Work task - Return every record below exactly as given.

Data extracted from a collection -
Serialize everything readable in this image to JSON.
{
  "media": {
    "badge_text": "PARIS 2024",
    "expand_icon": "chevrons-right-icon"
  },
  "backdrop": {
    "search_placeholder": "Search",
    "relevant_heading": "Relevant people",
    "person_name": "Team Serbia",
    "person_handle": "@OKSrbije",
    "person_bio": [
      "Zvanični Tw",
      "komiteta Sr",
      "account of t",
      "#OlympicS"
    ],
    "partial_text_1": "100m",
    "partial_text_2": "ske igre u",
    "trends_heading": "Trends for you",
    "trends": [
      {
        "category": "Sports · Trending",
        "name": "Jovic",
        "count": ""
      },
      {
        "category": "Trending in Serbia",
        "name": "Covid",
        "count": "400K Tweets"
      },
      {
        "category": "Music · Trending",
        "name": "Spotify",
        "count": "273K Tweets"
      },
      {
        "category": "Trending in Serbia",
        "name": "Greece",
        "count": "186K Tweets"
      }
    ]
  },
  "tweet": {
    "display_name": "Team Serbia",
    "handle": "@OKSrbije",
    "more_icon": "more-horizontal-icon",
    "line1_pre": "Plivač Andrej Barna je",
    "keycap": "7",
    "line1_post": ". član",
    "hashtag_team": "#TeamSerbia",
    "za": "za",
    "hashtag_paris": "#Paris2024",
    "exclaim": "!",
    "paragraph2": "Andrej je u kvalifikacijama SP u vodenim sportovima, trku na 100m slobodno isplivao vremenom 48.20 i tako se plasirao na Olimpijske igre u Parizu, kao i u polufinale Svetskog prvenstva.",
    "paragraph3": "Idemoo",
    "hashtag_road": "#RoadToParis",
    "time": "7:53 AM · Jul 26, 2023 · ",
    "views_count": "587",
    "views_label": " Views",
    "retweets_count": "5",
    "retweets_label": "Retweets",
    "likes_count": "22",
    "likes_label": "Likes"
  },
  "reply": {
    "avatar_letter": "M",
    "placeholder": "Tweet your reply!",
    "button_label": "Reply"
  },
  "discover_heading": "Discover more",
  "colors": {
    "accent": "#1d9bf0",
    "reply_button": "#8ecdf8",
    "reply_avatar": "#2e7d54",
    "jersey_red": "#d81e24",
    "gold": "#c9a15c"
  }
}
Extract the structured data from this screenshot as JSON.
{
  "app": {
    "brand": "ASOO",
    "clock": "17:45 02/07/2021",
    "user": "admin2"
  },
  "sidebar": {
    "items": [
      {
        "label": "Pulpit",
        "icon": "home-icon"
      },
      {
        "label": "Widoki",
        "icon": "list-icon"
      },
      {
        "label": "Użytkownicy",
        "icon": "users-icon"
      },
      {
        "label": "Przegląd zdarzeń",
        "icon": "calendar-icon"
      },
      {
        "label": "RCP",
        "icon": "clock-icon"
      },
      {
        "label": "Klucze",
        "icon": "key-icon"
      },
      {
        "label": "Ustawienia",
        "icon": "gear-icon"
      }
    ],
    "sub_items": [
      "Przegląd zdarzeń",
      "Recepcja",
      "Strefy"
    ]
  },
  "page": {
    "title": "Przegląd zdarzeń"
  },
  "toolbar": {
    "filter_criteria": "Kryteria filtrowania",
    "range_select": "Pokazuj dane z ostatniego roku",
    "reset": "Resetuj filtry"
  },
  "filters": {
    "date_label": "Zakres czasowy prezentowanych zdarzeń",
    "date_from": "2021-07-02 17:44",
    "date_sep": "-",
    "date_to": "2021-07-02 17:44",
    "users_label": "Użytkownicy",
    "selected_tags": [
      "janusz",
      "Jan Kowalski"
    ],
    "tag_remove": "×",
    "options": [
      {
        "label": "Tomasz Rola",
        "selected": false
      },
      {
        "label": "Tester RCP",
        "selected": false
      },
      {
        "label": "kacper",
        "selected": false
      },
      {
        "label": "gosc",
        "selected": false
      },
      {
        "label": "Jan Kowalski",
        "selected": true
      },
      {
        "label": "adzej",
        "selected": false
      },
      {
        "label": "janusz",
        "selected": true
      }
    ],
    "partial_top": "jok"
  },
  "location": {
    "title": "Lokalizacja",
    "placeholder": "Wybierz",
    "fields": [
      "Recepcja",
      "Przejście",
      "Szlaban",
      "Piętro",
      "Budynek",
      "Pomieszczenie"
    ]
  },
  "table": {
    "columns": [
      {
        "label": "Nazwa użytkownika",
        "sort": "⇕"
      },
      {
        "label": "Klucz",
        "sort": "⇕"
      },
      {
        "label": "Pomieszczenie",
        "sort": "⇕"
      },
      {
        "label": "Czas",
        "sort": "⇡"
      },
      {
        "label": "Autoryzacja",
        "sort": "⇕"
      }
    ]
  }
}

Task solution -
Serialize everything readable in this image to JSON.
{
  "media": {
    "badge_text": "PARIS 2024",
    "expand_icon": "chevrons-right-icon"
  },
  "backdrop": {
    "search_placeholder": "Search",
    "relevant_heading": "Relevant people",
    "person_name": "Team Serbia",
    "person_handle": "@OKSrbije",
    "person_bio": [
      "Zvanični Tw",
      "komiteta Sr",
      "account of t",
      "#OlympicS"
    ],
    "partial_text_1": "100m",
    "partial_text_2": "ske igre u",
    "trends_heading": "Trends for you",
    "trends": [
      {
        "category": "Sports · Trending",
        "name": "Jovic",
        "count": ""
      },
      {
        "category": "Trending in Serbia",
        "name": "Covid",
        "count": "400K Tweets"
      },
      {
        "category": "Music · Trending",
        "name": "Spotify",
        "count": "273K Tweets"
      },
      {
        "category": "Trending in Serbia",
        "name": "Greece",
        "count": "186K Tweets"
      }
    ]
  },
  "tweet": {
    "display_name": "Team Serbia",
    "handle": "@OKSrbije",
    "more_icon": "more-horizontal-icon",
    "line1_pre": "Plivač Andrej Barna je",
    "keycap": "7",
    "line1_post": ". član",
    "hashtag_team": "#TeamSerbia",
    "za": "za",
    "hashtag_paris": "#Paris2024",
    "exclaim": "!",
    "paragraph2": "Andrej je u kvalifikacijama SP u vodenim sportovima, trku na 100m slobodno isplivao vremenom 48.20 i tako se plasirao na Olimpijske igre u Parizu, kao i u polufinale Svetskog prvenstva.",
    "paragraph3": "Idemoo",
    "hashtag_road": "#RoadToParis",
    "time": "7:53 AM · Jul 26, 2023 · ",
    "views_count": "587",
    "views_label": " Views",
    "retweets_count": "5",
    "retweets_label": "Retweets",
    "likes_count": "22",
    "likes_label": "Likes"
  },
  "reply": {
    "avatar_letter": "M",
    "placeholder": "Tweet your reply!",
    "button_label": "Reply"
  },
  "discover_heading": "Discover more",
  "colors": {
    "accent": "#1d9bf0",
    "reply_button": "#8ecdf8",
    "reply_avatar": "#2e7d54",
    "jersey_red": "#d81e24",
    "gold": "#c9a15c"
  }
}
Extract the structured data from this screenshot as JSON.
{
  "app": {
    "brand": "ASOO",
    "clock": "17:45 02/07/2021",
    "user": "admin2"
  },
  "sidebar": {
    "items": [
      {
        "label": "Pulpit",
        "icon": "home-icon"
      },
      {
        "label": "Widoki",
        "icon": "list-icon"
      },
      {
        "label": "Użytkownicy",
        "icon": "users-icon"
      },
      {
        "label": "Przegląd zdarzeń",
        "icon": "calendar-icon"
      },
      {
        "label": "RCP",
        "icon": "clock-icon"
      },
      {
        "label": "Klucze",
        "icon": "key-icon"
      },
      {
        "label": "Ustawienia",
        "icon": "gear-icon"
      }
    ],
    "sub_items": [
      "Przegląd zdarzeń",
      "Recepcja",
      "Strefy"
    ]
  },
  "page": {
    "title": "Przegląd zdarzeń"
  },
  "toolbar": {
    "filter_criteria": "Kryteria filtrowania",
    "range_select": "Pokazuj dane z ostatniego roku",
    "reset": "Resetuj filtry"
  },
  "filters": {
    "date_label": "Zakres czasowy prezentowanych zdarzeń",
    "date_from": "2021-07-02 17:44",
    "date_sep": "-",
    "date_to": "2021-07-02 17:44",
    "users_label": "Użytkownicy",
    "selected_tags": [
      "janusz",
      "Jan Kowalski"
    ],
    "tag_remove": "×",
    "options": [
      {
        "label": "Tomasz Rola",
        "selected": false
      },
      {
        "label": "Tester RCP",
        "selected": false
      },
      {
        "label": "kacper",
        "selected": false
      },
      {
        "label": "gosc",
        "selected": false
      },
      {
        "label": "Jan Kowalski",
        "selected": true
      },
      {
        "label": "adzej",
        "selected": false
      },
      {
        "label": "janusz",
        "selected": true
      }
    ],
    "partial_top": "jok"
  },
  "location": {
    "title": "Lokalizacja",
    "placeholder": "Wybierz",
    "fields": [
      "Recepcja",
      "Przejście",
      "Szlaban",
      "Piętro",
      "Budynek",
      "Pomieszczenie"
    ]
  },
  "table": {
    "columns": [
      {
        "label": "Nazwa użytkownika",
        "sort": "⇕"
      },
      {
        "label": "Klucz",
        "sort": "⇕"
      },
      {
        "label": "Pomieszczenie",
        "sort": "⇕"
      },
      {
        "label": "Czas",
        "sort": "⇡"
      },
      {
        "label": "Autoryzacja",
        "sort": "⇕"
      }
    ]
  }
}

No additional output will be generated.